▶ **Exercise instructions**
This exercise calls for printing every record exactly once more.

*** Task material ***

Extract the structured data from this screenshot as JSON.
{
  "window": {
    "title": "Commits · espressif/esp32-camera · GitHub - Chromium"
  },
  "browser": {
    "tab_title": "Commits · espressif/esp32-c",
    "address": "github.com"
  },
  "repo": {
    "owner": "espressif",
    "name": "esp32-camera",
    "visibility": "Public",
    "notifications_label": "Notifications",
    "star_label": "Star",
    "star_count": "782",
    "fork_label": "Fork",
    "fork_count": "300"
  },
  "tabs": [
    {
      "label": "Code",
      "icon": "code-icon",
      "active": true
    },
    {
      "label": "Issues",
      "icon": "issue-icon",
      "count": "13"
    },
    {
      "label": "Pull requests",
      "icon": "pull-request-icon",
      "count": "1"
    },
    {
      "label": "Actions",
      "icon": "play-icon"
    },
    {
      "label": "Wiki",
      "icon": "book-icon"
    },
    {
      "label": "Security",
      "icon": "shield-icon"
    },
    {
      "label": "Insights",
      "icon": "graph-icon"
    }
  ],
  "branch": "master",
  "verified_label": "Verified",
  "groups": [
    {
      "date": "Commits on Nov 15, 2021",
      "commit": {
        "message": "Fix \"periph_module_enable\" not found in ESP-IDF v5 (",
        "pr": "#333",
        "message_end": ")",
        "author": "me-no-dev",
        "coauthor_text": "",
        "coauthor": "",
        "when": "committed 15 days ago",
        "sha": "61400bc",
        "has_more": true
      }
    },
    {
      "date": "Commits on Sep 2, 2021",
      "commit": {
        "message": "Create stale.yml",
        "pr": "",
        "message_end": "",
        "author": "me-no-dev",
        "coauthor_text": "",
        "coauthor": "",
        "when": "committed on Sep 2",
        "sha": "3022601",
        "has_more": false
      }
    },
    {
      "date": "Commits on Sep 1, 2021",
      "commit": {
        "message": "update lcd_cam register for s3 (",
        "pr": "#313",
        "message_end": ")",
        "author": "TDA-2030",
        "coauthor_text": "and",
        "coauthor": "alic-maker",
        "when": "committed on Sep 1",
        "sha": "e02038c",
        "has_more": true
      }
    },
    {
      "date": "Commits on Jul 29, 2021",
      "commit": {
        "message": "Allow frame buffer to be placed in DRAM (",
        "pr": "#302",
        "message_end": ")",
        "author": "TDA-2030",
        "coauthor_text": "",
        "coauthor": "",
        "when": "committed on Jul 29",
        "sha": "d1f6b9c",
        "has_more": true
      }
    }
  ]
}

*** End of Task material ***

▶ **Response to this task**
Extract the structured data from this screenshot as JSON.
{
  "window": {
    "title": "Commits · espressif/esp32-camera · GitHub - Chromium"
  },
  "browser": {
    "tab_title": "Commits · espressif/esp32-c",
    "address": "github.com"
  },
  "repo": {
    "owner": "espressif",
    "name": "esp32-camera",
    "visibility": "Public",
    "notifications_label": "Notifications",
    "star_label": "Star",
    "star_count": "782",
    "fork_label": "Fork",
    "fork_count": "300"
  },
  "tabs": [
    {
      "label": "Code",
      "icon": "code-icon",
      "active": true
    },
    {
      "label": "Issues",
      "icon": "issue-icon",
      "count": "13"
    },
    {
      "label": "Pull requests",
      "icon": "pull-request-icon",
      "count": "1"
    },
    {
      "label": "Actions",
      "icon": "play-icon"
    },
    {
      "label": "Wiki",
      "icon": "book-icon"
    },
    {
      "label": "Security",
      "icon": "shield-icon"
    },
    {
      "label": "Insights",
      "icon": "graph-icon"
    }
  ],
  "branch": "master",
  "verified_label": "Verified",
  "groups": [
    {
      "date": "Commits on Nov 15, 2021",
      "commit": {
        "message": "Fix \"periph_module_enable\" not found in ESP-IDF v5 (",
        "pr": "#333",
        "message_end": ")",
        "author": "me-no-dev",
        "coauthor_text": "",
        "coauthor": "",
        "when": "committed 15 days ago",
        "sha": "61400bc",
        "has_more": true
      }
    },
    {
      "date": "Commits on Sep 2, 2021",
      "commit": {
        "message": "Create stale.yml",
        "pr": "",
        "message_end": "",
        "author": "me-no-dev",
        "coauthor_text": "",
        "coauthor": "",
        "when": "committed on Sep 2",
        "sha": "3022601",
        "has_more": false
      }
    },
    {
      "date": "Commits on Sep 1, 2021",
      "commit": {
        "message": "update lcd_cam register for s3 (",
        "pr": "#313",
        "message_end": ")",
        "author": "TDA-2030",
        "coauthor_text": "and",
        "coauthor": "alic-maker",
        "when": "committed on Sep 1",
        "sha": "e02038c",
        "has_more": true
      }
    },
    {
      "date": "Commits on Jul 29, 2021",
      "commit": {
        "message": "Allow frame buffer to be placed in DRAM (",
        "pr": "#302",
        "message_end": ")",
        "author": "TDA-2030",
        "coauthor_text": "",
        "coauthor": "",
        "when": "committed on Jul 29",
        "sha": "d1f6b9c",
        "has_more": true
      }
    }
  ]
}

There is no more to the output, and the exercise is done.